Lifting weights and other forms of resistance training is great brain exercise for older adults as well as their physical health.
Canadian researchers found that strength and balance training improved cognitive ability among a group of 28 older men and women with a history of falling who took part in a fall prevention program.
After six months, the participants, age 70 and older, showed a 13% improvement in high-level thinking skills. The skills of a control group of 24 people who also had a history of falling but received standard care deteriorated 10%.
According to researcher Teresa Liu-Ambrose of the University of British Columbia, those whose brain function improved received regular visits from a physiotherapist who encouraged them to go through specific strength training exercises and balance exercises for seniors three times weekly and to walk at least twice weekly. Individuals in the control group were expected to initiate the exercise program on their own; none of them did.
The exercise program also helped reduce falls: After one year, 43% of the exercise group had repeat falls, compared with 67% of the standard care group.
Most research to date has focused on the benefits of aerobic exercise on the brain, but mounting evidence shows that resistance training may also help with brain health.
The link between cognitive function and exercise is just beginning to emerge.
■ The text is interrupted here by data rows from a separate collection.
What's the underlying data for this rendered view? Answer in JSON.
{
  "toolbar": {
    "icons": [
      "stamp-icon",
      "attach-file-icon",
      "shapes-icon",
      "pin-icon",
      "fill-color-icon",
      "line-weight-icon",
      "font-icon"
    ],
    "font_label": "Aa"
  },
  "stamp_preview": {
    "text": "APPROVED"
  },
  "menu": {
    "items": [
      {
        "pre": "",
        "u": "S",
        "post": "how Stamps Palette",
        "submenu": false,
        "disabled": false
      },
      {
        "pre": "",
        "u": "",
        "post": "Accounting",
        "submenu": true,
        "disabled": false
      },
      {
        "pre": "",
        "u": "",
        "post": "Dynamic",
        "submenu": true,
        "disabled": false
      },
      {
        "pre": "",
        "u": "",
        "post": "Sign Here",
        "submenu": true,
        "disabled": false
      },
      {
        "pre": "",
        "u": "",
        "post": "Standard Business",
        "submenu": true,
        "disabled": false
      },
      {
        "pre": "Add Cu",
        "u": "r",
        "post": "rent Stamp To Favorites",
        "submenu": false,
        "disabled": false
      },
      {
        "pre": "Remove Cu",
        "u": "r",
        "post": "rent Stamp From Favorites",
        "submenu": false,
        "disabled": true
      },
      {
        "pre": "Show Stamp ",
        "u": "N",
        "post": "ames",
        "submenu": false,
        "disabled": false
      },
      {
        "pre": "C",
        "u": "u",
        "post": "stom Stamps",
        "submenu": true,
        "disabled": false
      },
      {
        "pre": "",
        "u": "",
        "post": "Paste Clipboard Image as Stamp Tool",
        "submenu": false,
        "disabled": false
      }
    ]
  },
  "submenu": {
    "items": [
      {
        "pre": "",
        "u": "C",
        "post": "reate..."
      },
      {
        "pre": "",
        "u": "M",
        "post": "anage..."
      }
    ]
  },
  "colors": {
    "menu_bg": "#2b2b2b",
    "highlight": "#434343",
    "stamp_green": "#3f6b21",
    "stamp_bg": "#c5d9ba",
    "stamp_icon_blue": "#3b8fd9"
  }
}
There are many other positive benefits to resistance training, but we now see that exercise can also help maintain cognitive skills as we age.
Original article AARP